(Element data from apps and pages)
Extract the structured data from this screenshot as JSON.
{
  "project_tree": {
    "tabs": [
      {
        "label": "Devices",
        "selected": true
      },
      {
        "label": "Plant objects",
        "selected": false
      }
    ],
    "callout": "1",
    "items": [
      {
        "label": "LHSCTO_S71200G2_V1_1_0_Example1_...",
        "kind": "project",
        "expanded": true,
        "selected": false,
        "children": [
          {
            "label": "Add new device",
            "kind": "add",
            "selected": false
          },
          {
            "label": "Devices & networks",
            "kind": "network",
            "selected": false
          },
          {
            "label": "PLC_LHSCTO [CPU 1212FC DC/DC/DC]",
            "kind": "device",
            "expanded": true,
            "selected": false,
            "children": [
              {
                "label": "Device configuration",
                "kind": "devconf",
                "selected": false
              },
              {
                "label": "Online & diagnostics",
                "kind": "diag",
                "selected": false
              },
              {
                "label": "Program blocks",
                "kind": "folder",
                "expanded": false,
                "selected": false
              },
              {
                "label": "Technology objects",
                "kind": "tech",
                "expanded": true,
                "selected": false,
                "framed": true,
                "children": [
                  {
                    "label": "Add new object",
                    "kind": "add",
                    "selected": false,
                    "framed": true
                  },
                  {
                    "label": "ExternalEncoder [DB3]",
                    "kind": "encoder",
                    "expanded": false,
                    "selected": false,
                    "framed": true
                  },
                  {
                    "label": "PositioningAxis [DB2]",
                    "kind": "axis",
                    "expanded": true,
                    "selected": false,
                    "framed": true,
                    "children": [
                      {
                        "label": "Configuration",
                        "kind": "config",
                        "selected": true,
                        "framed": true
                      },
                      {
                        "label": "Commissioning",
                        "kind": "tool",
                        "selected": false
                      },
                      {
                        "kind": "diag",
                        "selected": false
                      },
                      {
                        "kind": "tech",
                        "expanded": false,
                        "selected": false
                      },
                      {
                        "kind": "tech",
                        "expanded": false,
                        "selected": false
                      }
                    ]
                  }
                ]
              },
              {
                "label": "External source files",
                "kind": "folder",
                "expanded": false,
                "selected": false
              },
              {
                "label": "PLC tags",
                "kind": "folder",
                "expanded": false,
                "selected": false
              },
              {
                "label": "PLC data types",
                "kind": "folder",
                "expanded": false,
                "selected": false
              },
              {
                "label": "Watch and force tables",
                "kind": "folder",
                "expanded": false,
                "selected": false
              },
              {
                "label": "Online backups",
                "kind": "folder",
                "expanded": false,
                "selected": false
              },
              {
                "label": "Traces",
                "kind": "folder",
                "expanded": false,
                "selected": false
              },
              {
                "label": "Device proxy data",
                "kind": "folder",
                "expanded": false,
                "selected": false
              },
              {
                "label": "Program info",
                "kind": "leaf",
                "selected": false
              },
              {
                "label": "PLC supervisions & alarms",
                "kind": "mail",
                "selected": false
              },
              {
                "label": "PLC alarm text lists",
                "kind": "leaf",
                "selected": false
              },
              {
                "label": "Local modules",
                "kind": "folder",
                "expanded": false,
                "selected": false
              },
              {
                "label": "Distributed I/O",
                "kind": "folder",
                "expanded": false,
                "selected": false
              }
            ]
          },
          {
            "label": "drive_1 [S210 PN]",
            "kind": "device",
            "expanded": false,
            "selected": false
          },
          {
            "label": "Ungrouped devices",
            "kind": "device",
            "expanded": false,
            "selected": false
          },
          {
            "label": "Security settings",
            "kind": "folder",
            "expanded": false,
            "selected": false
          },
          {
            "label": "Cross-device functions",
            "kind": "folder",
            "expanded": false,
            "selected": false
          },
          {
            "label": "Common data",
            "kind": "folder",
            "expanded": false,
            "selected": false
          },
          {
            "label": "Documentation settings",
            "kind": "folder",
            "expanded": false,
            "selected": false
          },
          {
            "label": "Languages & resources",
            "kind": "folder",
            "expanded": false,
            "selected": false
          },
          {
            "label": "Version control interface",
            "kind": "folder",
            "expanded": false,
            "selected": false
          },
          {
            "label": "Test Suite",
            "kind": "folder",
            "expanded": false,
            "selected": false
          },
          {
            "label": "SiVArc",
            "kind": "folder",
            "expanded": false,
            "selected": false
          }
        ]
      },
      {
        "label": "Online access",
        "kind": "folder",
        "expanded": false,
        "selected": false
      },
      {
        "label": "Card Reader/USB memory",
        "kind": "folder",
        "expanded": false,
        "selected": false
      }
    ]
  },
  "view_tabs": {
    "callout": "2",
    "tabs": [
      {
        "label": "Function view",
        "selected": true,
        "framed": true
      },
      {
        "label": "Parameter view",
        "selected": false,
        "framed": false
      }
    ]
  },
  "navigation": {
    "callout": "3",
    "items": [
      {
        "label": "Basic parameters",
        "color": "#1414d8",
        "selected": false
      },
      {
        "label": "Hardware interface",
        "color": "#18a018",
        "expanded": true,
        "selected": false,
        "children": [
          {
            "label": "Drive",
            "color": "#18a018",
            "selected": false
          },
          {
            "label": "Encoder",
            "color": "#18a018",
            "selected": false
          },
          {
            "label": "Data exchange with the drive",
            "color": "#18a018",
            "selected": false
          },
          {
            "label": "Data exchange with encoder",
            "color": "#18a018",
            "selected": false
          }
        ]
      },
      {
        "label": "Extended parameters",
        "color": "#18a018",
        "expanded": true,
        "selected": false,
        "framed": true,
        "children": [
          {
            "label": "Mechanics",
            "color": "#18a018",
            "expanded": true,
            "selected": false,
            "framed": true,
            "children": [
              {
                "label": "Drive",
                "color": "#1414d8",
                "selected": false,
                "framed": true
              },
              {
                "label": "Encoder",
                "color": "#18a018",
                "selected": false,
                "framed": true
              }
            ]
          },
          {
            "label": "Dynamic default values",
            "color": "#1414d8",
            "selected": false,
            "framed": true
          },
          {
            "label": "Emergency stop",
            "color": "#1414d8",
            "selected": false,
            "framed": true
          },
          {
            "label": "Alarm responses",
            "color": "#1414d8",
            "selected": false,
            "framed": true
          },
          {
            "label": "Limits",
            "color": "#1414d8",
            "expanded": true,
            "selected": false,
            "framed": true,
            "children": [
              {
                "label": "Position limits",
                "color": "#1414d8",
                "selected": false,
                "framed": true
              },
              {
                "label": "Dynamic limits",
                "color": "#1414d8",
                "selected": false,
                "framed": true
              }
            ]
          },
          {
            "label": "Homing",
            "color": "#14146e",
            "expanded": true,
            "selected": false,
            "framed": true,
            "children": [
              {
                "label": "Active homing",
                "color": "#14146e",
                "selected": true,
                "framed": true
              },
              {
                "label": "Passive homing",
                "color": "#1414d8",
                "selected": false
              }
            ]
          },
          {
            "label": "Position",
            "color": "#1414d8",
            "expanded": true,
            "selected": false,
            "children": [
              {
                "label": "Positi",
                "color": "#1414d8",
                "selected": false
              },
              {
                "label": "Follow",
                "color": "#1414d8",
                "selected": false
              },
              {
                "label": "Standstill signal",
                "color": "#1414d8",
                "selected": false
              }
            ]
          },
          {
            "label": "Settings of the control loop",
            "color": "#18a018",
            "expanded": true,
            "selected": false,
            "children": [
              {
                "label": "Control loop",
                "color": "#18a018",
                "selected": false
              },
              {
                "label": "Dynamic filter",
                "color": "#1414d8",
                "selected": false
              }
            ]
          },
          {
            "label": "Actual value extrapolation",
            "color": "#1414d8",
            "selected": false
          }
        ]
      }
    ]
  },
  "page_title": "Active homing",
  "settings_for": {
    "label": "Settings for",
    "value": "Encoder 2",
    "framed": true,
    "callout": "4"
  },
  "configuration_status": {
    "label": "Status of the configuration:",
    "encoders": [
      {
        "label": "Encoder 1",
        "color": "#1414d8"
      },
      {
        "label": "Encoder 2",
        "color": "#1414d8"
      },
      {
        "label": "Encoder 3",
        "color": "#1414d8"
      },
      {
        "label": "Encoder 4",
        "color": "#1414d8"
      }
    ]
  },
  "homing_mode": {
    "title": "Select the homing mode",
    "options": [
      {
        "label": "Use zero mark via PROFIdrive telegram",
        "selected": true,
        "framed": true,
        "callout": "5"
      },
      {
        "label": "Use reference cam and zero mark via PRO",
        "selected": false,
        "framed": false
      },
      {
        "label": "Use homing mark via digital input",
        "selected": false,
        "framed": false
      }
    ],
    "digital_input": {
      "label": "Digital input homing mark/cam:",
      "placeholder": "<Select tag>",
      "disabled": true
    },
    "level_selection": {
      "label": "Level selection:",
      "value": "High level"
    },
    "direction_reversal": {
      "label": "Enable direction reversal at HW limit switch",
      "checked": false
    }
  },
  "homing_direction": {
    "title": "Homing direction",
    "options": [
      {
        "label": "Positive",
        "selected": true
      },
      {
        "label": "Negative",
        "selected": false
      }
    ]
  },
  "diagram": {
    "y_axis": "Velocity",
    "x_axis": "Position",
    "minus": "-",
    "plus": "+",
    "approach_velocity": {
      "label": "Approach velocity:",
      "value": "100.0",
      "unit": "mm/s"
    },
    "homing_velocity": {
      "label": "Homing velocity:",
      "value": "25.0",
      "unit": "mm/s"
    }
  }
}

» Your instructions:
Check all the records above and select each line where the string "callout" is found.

» Solved exercise:
    "callout": "1",
    "callout": "2",
    "callout": "3",
    "callout": "4"
        "callout": "5"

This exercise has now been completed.